has not been entirely eclipsed. It is worth noting in this regard that the International Union for the Protection of New Varieties of Plants (UPOV) Conventions through their several revisions to further strengthen breeders' rights have consistently maintained a "breeders' exemption" which allows researchers/ breeders to use protected materials in the development of new varieties without the permission of the owners (as long as the new varieties are not "essentially derived" from the protected varieties). Furthermore, in what might be considered a surprise development in the context of the overall shift in the genetic rights paradigm, the International Treaty on PGRFA creates an international research and breeding commons within which individuals and organizations in member states, and international organizations that sign special agreements, enjoy facilitated access (and benefit sharing) on preset, minimal transaction costs. Farmers and other target groups of this assessment have been inadvertently, and largely negatively, affected by the battles over genetic rights. Major changes in germplasm management

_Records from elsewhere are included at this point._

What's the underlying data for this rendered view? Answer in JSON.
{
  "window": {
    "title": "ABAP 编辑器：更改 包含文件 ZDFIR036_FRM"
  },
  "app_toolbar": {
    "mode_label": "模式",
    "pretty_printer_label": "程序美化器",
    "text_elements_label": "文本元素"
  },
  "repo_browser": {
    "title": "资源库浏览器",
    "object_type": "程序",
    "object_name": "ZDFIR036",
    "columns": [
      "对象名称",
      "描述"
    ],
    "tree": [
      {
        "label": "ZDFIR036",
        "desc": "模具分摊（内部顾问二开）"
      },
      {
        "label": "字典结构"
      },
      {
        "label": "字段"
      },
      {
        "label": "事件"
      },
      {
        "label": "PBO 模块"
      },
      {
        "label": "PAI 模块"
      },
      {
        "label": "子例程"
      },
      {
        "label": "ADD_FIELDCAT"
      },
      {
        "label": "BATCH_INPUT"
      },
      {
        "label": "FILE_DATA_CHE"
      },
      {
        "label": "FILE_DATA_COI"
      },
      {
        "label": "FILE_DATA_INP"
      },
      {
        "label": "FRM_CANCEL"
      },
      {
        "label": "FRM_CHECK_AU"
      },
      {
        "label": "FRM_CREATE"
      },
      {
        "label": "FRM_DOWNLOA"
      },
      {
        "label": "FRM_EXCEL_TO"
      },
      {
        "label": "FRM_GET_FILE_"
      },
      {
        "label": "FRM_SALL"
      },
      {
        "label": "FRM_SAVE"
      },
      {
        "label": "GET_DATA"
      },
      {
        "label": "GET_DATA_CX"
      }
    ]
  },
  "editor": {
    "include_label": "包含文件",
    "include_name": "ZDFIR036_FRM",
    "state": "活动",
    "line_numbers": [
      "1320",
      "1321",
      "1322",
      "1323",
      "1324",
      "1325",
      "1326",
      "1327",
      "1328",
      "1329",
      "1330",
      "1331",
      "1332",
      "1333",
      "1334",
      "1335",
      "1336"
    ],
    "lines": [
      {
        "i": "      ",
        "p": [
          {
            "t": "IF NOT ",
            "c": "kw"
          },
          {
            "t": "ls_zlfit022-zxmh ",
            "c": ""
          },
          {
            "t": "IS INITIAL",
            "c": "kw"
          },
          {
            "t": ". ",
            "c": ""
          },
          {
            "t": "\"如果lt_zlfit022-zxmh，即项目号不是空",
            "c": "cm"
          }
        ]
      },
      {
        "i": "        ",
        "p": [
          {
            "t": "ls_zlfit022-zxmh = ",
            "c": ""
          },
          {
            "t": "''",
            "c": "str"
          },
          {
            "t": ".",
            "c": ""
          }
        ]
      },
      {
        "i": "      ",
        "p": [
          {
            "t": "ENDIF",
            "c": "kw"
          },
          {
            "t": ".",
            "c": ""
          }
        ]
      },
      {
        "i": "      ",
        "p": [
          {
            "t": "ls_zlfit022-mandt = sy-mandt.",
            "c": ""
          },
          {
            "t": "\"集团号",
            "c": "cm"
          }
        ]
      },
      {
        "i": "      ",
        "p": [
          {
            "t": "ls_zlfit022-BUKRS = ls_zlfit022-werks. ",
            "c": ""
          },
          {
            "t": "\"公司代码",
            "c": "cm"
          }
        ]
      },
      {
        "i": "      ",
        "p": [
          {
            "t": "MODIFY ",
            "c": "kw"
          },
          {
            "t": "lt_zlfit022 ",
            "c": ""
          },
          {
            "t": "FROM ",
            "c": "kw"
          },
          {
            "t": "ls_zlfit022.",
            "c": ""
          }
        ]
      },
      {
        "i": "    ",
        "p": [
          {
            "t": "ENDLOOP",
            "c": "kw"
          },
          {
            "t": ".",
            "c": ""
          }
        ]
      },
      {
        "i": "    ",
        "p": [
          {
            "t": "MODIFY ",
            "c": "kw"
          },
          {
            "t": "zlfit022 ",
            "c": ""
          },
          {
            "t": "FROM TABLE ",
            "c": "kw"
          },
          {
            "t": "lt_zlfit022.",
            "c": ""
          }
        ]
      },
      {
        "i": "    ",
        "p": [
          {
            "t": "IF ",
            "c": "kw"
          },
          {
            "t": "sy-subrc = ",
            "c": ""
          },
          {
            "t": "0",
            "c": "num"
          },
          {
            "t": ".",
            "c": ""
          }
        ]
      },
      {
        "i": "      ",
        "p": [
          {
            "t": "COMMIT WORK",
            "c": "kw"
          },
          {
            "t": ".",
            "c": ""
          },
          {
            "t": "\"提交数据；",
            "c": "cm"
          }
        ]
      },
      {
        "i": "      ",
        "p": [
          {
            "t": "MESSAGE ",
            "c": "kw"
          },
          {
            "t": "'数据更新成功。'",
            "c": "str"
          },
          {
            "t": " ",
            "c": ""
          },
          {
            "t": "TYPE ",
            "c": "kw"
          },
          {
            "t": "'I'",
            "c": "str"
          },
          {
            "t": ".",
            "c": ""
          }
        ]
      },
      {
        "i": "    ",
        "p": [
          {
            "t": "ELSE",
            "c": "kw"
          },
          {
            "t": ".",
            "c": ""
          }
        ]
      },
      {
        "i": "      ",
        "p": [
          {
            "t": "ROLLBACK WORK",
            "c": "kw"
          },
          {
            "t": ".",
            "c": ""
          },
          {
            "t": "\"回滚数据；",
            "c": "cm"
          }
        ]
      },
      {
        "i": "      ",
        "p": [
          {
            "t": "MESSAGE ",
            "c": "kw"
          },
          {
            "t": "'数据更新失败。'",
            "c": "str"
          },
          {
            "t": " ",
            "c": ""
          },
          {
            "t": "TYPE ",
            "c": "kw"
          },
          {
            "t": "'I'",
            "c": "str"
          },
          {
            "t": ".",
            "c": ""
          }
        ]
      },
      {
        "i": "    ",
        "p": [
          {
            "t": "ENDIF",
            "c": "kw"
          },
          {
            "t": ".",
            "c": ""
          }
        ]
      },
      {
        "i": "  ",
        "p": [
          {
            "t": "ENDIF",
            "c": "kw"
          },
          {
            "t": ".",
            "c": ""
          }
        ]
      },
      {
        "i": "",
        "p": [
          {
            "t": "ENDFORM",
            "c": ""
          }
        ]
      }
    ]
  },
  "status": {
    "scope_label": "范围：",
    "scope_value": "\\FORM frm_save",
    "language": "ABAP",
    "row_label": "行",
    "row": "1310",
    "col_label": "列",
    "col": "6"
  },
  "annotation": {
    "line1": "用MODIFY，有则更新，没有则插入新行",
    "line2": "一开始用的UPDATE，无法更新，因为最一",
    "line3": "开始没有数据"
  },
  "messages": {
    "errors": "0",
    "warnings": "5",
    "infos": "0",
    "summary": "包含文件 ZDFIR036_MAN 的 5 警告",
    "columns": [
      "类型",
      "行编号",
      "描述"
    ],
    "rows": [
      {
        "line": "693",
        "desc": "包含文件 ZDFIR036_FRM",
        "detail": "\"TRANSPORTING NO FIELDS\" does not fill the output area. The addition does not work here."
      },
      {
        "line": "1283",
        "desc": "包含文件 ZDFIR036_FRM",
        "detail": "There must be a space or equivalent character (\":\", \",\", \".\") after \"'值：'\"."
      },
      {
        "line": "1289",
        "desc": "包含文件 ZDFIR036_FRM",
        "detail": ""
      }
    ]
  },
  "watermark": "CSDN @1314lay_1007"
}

The development of IPR in breeding. The business environment and size of the market are important factors for investment. Intellectual property rights (IPR) provides a level of protection. With the introduction of IPR, the private seed industry has benefited from the ability to appropriate profits to recoup investments and foster further research, organizational capability and growth (Heisey et al., 2001). The stakes are high; IPR regimes have transformed the US$21 billion dollar global seed market and contribute to the restructuring of the seed industry (ETC, 2005).

     The increasingly international character of IPR regimes is a reflection of widespread and integrated trade in germplasm resources as well as global trends toward liberalization of markets and trade, privatization, and structural adjustment that reduce the role of the public sector (Tripp and Byerlee, 2000).

An evolution towards stronger IPR protection. Germplasm protections have been both biological; (e.g., hybrid maize) and legal. Initially plants were excluded from patentability for moral, technical and political reasons. For example, special, so-called sui generis protection was developed for asexually reproduced plants (US Plant Act 1930). In Europe protection for all varieties in the 1940s was harmonized through the International Union for the Protection of New Varieties of Plants (UPOV) (1961). This Plant Variety Protection (PVP) system recognized farmers and breeders exemptions. While PVP offers protection to private seed producers by prohibiting others from producing and selling the protected variety commercially, it does not restrict anyone from using a protected variety as parental material in future breeding. This is known as "farmer's privilege" and responds to the traditional seed handling mechanisms which allows farmers to save and exchange seed (1978 Act), a provision which was interpreted very widely in the USA, leading to large scale "brown bagging".

     Utility Patents on a bacterium in 1980 signaled the advent of an era of strong IPR (Falcon and Fowler, 2002), marking the end of "farmer's privilege", which was restricted in the latest revision in UPOV (1991 Act). This loss of privilege generated heated debate among ratifying